The Barton Family opposes the Bears Ears National Monument
My parents weren’t from Blanding. I don’t have ancestral roots to the Hole in the Rock pioneers—that’s my husband and children’s heritage. But I will always feel a connection to the land and the people here.
My father, Worthy Glover served an LDS mission in this area, in the Southwest Indian Mission, before he married my mother. He learned to speak Navajo and to love the people. He still speaks fluent Navajo, and it is always a treat to hear him sing some of my favorite songs in Navajo. If you meet him, you will have to ask him about “The Ant Hill Song,” “Go My Son,” and “I Walk in Beauty.” Some of my favorite memories include traveling with him to some distant part of the reservation to help him serve the people he loves.

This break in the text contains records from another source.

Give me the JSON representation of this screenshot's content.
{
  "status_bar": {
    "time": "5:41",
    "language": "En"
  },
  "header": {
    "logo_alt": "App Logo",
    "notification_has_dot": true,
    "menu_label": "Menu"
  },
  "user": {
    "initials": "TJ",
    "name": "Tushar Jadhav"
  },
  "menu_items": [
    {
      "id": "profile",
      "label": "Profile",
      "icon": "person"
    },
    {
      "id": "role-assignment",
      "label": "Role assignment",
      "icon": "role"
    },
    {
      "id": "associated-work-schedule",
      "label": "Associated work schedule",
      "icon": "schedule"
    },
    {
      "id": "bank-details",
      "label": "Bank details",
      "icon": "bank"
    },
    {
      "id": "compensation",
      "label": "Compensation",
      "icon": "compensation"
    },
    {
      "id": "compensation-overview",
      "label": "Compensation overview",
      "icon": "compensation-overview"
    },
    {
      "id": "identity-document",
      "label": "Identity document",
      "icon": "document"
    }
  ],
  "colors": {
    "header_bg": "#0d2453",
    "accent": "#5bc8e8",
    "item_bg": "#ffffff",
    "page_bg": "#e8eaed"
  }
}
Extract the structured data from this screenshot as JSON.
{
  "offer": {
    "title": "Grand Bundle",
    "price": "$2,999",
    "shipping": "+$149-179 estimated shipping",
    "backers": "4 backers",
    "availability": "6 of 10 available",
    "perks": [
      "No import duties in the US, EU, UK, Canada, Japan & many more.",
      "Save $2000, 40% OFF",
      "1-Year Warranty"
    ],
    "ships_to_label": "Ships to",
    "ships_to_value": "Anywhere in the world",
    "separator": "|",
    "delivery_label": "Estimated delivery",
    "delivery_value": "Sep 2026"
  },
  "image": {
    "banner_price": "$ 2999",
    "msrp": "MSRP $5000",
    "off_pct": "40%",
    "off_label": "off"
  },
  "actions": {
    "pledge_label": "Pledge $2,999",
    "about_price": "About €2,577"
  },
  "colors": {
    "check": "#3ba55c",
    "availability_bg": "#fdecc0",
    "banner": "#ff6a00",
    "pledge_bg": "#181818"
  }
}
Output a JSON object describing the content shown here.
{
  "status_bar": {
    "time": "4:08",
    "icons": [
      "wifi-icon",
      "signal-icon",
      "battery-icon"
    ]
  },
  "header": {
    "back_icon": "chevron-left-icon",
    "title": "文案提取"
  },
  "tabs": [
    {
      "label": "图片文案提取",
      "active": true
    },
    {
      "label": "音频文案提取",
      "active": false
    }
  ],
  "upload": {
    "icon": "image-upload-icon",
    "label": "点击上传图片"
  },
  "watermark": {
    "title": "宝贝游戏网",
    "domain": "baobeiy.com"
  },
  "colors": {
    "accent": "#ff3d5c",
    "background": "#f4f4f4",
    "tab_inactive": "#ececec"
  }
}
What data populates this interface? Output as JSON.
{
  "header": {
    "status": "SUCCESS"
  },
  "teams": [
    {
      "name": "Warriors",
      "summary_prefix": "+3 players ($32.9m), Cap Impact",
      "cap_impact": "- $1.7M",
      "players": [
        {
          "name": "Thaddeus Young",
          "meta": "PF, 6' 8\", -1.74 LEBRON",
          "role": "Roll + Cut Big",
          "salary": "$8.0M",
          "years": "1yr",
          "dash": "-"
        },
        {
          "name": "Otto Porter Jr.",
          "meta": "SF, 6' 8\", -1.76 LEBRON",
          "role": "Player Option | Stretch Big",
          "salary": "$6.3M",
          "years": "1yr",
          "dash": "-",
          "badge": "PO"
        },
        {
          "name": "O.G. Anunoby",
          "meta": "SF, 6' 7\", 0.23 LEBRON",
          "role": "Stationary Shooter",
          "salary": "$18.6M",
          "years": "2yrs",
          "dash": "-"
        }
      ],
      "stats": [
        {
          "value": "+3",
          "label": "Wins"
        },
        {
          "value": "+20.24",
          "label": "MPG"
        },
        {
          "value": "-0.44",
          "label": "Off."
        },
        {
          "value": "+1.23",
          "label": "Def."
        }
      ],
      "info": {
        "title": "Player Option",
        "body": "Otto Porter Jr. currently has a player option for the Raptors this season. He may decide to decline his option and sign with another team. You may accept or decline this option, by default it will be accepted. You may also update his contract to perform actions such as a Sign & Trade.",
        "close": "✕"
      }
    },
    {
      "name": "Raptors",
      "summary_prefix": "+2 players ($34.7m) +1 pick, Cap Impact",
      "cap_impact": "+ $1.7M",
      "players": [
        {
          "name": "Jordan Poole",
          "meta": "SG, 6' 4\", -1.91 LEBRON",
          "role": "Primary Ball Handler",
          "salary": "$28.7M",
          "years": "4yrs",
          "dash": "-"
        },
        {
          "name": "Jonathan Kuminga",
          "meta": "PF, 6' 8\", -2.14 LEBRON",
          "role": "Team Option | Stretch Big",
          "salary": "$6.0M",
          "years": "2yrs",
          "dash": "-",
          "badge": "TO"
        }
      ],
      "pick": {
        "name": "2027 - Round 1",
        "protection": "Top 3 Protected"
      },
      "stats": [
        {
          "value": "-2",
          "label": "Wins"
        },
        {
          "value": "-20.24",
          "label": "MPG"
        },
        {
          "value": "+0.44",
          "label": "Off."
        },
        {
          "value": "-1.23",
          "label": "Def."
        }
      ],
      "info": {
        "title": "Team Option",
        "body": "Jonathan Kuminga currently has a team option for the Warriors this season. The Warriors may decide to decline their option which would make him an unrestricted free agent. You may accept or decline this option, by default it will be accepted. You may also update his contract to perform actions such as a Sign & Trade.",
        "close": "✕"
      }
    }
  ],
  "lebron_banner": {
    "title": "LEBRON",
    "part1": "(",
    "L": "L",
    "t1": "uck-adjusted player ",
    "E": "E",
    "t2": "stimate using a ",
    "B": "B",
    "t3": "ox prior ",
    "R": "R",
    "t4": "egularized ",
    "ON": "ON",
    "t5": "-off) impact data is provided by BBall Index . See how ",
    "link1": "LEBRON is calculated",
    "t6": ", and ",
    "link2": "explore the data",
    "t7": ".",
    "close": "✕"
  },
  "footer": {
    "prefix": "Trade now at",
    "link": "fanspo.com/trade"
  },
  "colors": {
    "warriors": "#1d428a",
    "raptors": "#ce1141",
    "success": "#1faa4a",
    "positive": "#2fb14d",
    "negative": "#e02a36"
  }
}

My earliest memories include some of the Navajo nicknames he gave me, including Nan’a’bah (little Nan), Nizhoni (beautiful) and Dii’giis (stupid). Yep, my dad called me stupid. But I don’t think it was meant to be an insult. You see, my dad knew my nature as a fighter, a tiny fighter, but a fighter nonetheless. He knew calling me Dii’giss was a challenge, and I would automatically be the opposite of stupid, and he was right. I was one of the smartest students at San Juan High School, where I graduated with honors thanks to my parents challenging me.
“Proposals written by those pushing for a monument designation say these things will be allowed, but it is hard to believe those promises, when so often in the past those same types of promises have not been kept.”
My best friends growing up were Native American—mostly Navajo, but I had several Ute friends and my first boyfriend was Cheyenne. I am so grateful for their friendship and the example they have been to me of overcoming difficult odds.
Recently, that fighting spirit my father saw in me at a young age has started to come out, as I have realized the threat of a monument designation is very real in our area. I can’t help but feel like I need to stand up for my community, my family and friends, and
especially my Native American friends. When you study history, it is obvious a monument designation will lead to greater restrictions to gathering pine nuts and other herbs and plants by Native peoples. Wood cutting is often greatly limited. I know too many people who depend on simple things like gathering pine nuts to supplement their meager income. And so many, so many that absolutely could not survive without firewood.
Recently, that fighting spirit my father saw in me at a young
age has started to come out, as I have realized the threat
of a monument designation is very real in our area.”
Proposals written by those pushing for a monument designation say these things will be allowed, but it is hard to believe those promises, when so often in the past those same types of promises have not been kept. I have to say it, imposing a monument designation on this land would be “dii-giis!” Stupid! Stupid! Stupid!
Have some respect for the real people who will be most affected by this proposal. Let’s not just protect the environment (which we all know is unlikely without restrictions); let’s protect the ecosystem, which includes the land, the animals and the PEOPLE who live here!
– The Britt & Nan Barton Family